Group asks DA to rescind execution as Saenz stands by verdict in Melissa Lucio case

A non-profit organization attempting to get a Harlingen woman off death row for killing her toddler daughter in 2007 has reached out to Cameron County District Attorney Luis V. Saenz via a petition seeking help.

Melissa Lucio

The group is asking Saenz to rescind the execution warrant he requested on Jan. 13 seeking an April execution date for Melissa Lucio. They also want him to watch the documentary “The State of Texas vs Melissa.”

The petition reads in part “This petition asks Cameron County District Attorney Luis V. Saenz to “Please rescind (withdraw) the execution warrant, and to watch the film, The State of Texas vs. Melissa.” After you sign the petition, please also call the district attorneys office at 956-544-0849 to POLITELY make the same request. Ask for the District Attorney’s office.”

Judge Gabriela Garcia, of the138th state District Court, on Jan 14, signed an order setting an April 27, execution date.

Saenz on Monday declined to comment on this new petition and stated he stood by a statement he made on Jan. 14.
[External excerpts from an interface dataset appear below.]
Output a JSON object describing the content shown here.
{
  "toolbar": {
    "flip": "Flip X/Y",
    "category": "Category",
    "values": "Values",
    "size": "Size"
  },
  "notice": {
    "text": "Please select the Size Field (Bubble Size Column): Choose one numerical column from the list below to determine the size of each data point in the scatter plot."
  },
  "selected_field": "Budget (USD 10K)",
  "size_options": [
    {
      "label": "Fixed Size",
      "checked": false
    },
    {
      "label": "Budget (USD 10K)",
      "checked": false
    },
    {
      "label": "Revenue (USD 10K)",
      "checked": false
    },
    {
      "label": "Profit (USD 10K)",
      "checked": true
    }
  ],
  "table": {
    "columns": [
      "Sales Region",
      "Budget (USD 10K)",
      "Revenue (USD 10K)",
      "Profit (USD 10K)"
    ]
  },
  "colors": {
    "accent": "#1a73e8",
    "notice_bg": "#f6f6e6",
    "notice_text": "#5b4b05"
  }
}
In that statement the district attorney said: “The condition of Mariah’s body indicated that she had been severely beaten. There were bruises in various states of healing covering her body, there were bite marks on her back, one of her arms had been broken probably about 2 to 7 weeks prior to her death and she was missing portions of her hair where it had been pulled out by the roots. Her autopsy revealed bruised kidneys, a bruised spinal cord and bruised lungs. The emergency room physician testing that this was the ‘absolute worst’ case of child abuse that he had seen in his 30 years of practice.”

Saenz said Lucio has filed at least six different appeals and all were dismissed or denied by the courts, including the Texas Court of Criminal Appeals and the U.S. Supreme Court.

“ The time has come to finally carry out the sentence legally imposed by a jury of her peers and for justice for 2-year-old Mariah,” the district attorney said.

A Cameron County jury in 2008 found Lucio guilty in the beating death of her 2-year-old daughter Mariah, and Lucio was sentenced to death. Regardless, Lucio has denied beating her daughter or causing her death.

Lucio’s lawyer, A. Richard Ellis, had stated, “Melissa Lucio is a battered woman who was wrongly convicted and sentenced to death for the accidental death of her daughter, who had fallen down the stairs at the family’s home. Her conviction rested on ambiguous statements Melissa made to police in response to a coercive, late-night interrogation by male police officers. We will fight not only to prevent Melissa’s execution but also to win her exoneration of these false charges.” Organizers are seeking 51,200 signatures on the petition that will be submitted to Gov. Greg Abbott and the Texas Board of Pardon and Paroles seeking Abbott grant Lucio clemency.

The group initially sought 25,000 signatures. As of Monday afternoon, 26,071 individuals have signed the petition.

Lucio appealed her conviction; The U.S. Court of Appeals for the Fifth Circuit overturned a Texas Court ruling and found that Lucio’s right to a “complete defense” had been violated in her original trial, the petition states.

In February 2021, the same court nullified the decision upon a rehearing and reinstated Lucio’s death sentence. The U.S. Supreme Court in October 2021 declined to hear Lucio’s case., states that “The State of Texas vs. Melissa,” a 2020 documentary by Sabrina Van Tassel, outlines alleged missteps that took place in Melissa’s trial:

  • Lucio’s lawyers have contested the cause of death, presenting expert testimony from a neurosurgeon that Mariah may instead have died from head trauma caused by falling down a flight of stairs, a fall that was witnessed by Melissa’s children.
  • Lucio’s original lawyer did not call any of her children as witnesses, including the ones who saw Mariah fall down the stairs. What’s more, he willingly ignored evidence that another child had admitted being abusive to Mariah. Right after the trial, the attorney became a Cameron County prosecutor.
  • Raw footage shows the interrogation, which lasted almost seven hours on the night of Mariah’s death, to be coercive.
  • Dr. John Pinkerman, a psychologist, and Norma Villanueva, a mitigation specialist, hoped to testify that Lucio was susceptible to making a false confession during a coercive investigation, were both barred by the trial court from testifying as to her innocence during the guilt/innocence phase of her trial.
  • Armando Villalobos, the district attorney who prosecuted Lucio’s case, was convicted of bribery and extortion in 2014 for accepting over $100,000 in exchange for favorable outcomes in criminal trials. He is now serving a 13-year sentence in prison. He was known to bribe judges and lawyers and was suspected of using Melissa’s case to be re-elected.